September 19, 2017   |   Ithaca, NY

News

Park state of the school address notes changes

Dean Diane Gayeski gave the annual Roy H. Park School of Communications state of the school address Thursday. Gayeski opened the presentation with a broad spectrum of overall goals of the school, then continued into the finer points of the current plans for Park.

The address focused on the recent upgrades to the Park School, administration mergers within the school, upcoming changes and this year’s notable speakers.

“Certainly the number one priority is to maintain excellence in undergraduate distinction. That’s what we’re about.” Gayeski said, speaking to the 10 students in attendance.

Freshman Alex Cammy attended the address and said students should attend these events about school changes, because it is what their tuition dollars go toward.

“It’s important to go and understand what is happening with the school,” Cammy said. “I feel like, if you’re spending this money on programs for you, you should know what’s going on.”

At the address, Gayeski announced a new student-run “movie studio.” This new program will be the co-curricular parallel of ICTV for film students. The studio will be used for transmedia projects, such as films shot on phones or a web series. All projects would be developed and distributed by students.

“It’s for students’ own programs, things you come up with yourselves that doesn’t necessarily fit into ICTV,” Gayeski said.
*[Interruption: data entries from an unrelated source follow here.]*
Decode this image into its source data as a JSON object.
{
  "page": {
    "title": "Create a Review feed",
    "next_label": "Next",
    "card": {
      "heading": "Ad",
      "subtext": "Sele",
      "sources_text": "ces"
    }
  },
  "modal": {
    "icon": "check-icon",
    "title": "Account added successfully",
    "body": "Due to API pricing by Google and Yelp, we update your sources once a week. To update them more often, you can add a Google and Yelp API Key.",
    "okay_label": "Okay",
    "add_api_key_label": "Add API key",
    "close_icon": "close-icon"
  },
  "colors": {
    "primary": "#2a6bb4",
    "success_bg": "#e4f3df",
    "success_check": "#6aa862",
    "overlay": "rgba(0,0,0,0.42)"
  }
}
Carol Jennings, manager of ICTV, will advise the movie studio. Chris Wheatley, manager of radio operations, will be taking over management of ICTV.

To make curriculum changes easier on the administrative level, two departments have merged. The Department of Television-Radio and the Department of Cinema, Photo and Media Arts have been combined into a new Department of Media Arts, Sciences and Studies. There will not be new degrees, only the departmental structure has changed.

Professors in the formerly separate departments, particularly screenwriting professors,  found that they needed to update their curriculum to include aspects of the other departments.

“The reason that we did that, as all of you realize, is that there’s increasing overlap between what had been done in TV, and what had been done in film,” Gayeski said of the merging.

The Kesh Center for Global Communications Innovation is a newer addition to the Park School and was named in honor of the founding dean, John Keshishoglou. The center focuses on helping communication students be global. The interviewing process for a director of the center is now under way.

There will also be a new graduate communications program aimed at communications professionals looking to expand their platform in the expanding media age. This is planned to start in Fall 2013. The two-year program is mostly online courses, with several weekend intensives throughout.

Another key area of the address was budget and upgrades. School upgrades from the past year cost more than $750,000 and included the large expense of upgrading the production truck to high-definition equipment. Infrastructure upgrades included new cameras, paint, carpets and flooring.

“There have been pipe leaks over master control and the tape area for ICTV,” Gayeski said. “There have been doors that wouldn’t lock. Things that are not very sexy, but had to be fixed.”

Gayeski also announced that this year’s Park Distinguished Visitor will be Dan O’Shannon, the executive producer for “Modern Family.”

Melissa Gattine, marketing communications and Park Design House manager, works with Gayeski on the many initiatives that improve the school.

“What she’s trying to do is to open the door, have that communication. When people see changes happening in the building or get emails about it, they’re kind of up to date,” Gattine said. “That’s the bigger picture of where her goals are and where she’s trying to lead the school.”